Every day I watch the school buses plying their routes, and I am transported back to a time many years ago, when I was in elementary school. Stocking up on new supplies was part of my family’s annual ritual. That included addressing the manner in which I would transport lunch to school. What would be my new lunchbox theme?
Like most kids of the ’60s, I loved comic books and, later on, sports. So for me, a Superman or Batman lunchbox resonated. Later, I’d opt for a New York Knicks or New York Yankees replacement.
The lunch my mother (who was an excellent cook) prepared was inevitably pedestrian: a tuna-fish sandwich on white bread, inserted into a small wax paper bag, and a piece of fruit. I’d buy a small carton of milk with a token, and that’d be it.
At a certain age, I started thinking about my image and how the rest of the world, particularly my circle of friends and hoped-for friends, would see me. While my youngest days were spent unaware of the impression I was leaving on others, something strangely Copernical kicked in: I became aware that I wasn’t the center of the universe. How others viewed me mattered—particularly the coolest kids, and most particularly girls.
In those days, irony hadn’t really caught on, so even a lunchbox featuring a campy version of the Dynamic Duo was a no-go. That left but one choice: the plain brown bag. A brown bag said you were no longer a kid. It even may have meant that Mommy hadn’t packed your lunch. Very cool indeed.

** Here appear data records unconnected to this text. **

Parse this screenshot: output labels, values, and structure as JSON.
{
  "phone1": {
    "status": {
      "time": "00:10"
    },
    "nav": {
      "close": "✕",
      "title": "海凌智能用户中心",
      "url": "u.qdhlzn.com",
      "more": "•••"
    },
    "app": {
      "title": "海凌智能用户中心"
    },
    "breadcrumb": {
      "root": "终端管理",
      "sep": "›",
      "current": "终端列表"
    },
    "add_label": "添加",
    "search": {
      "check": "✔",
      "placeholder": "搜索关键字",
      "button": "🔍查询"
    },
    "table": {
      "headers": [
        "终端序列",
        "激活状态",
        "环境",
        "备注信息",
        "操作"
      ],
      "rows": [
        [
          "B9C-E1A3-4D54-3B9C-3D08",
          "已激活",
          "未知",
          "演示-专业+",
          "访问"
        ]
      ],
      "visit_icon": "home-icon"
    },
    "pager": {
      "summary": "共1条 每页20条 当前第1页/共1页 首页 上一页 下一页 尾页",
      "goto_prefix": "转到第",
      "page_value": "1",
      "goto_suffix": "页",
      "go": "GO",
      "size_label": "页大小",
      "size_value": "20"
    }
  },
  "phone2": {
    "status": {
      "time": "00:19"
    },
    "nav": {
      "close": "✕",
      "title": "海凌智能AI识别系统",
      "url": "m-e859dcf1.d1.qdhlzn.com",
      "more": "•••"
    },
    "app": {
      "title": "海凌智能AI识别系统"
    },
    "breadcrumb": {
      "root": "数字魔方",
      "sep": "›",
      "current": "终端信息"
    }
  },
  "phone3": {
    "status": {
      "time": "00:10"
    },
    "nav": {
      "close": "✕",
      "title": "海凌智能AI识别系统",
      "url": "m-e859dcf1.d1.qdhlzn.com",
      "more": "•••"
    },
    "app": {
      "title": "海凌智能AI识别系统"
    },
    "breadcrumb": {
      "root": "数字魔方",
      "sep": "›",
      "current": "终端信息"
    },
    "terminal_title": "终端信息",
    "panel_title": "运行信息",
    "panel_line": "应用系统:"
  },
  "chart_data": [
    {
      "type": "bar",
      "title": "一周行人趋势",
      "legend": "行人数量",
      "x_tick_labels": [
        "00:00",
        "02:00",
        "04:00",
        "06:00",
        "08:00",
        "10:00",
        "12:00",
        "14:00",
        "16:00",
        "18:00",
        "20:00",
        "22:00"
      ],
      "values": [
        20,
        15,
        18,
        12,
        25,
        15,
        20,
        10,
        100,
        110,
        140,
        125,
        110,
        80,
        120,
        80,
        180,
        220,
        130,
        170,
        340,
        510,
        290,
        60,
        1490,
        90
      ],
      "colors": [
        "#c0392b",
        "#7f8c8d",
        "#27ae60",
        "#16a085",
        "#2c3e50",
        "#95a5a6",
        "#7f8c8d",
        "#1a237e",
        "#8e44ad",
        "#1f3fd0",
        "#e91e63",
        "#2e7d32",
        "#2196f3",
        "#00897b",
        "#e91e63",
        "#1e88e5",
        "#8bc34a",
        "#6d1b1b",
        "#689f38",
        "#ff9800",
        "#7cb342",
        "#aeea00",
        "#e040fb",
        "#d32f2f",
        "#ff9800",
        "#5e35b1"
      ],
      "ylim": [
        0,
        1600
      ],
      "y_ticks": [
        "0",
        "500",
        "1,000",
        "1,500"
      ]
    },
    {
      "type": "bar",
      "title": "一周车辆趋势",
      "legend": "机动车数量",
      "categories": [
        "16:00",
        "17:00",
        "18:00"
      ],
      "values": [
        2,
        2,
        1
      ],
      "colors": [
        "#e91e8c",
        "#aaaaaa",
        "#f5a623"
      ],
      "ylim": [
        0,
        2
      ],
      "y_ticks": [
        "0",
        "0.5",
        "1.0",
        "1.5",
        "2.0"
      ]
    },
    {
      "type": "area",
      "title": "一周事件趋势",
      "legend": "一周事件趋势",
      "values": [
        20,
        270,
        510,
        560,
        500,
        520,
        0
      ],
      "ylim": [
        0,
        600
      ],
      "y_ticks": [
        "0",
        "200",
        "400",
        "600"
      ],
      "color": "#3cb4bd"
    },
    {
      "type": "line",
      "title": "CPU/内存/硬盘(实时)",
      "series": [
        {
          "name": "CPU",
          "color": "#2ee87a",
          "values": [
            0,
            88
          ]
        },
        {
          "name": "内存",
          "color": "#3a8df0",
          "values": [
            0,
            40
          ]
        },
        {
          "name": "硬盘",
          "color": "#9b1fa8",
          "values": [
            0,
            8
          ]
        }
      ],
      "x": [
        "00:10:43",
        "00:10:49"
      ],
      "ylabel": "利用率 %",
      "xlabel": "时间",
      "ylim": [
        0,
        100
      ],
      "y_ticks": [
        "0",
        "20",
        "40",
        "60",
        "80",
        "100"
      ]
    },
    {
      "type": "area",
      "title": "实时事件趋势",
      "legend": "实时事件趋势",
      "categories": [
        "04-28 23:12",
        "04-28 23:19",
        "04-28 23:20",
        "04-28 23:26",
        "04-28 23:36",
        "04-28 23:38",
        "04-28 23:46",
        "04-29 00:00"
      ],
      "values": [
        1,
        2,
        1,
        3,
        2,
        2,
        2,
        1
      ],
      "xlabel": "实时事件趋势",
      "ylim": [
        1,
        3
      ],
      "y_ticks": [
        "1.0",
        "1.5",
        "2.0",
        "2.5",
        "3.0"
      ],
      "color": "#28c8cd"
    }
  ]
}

Those early lunchboxes have risen in value as we desperately cling to better times when our moms cut our sandwiches on the diagonal. It turns out that being cool isn’t all that it was cracked up to be.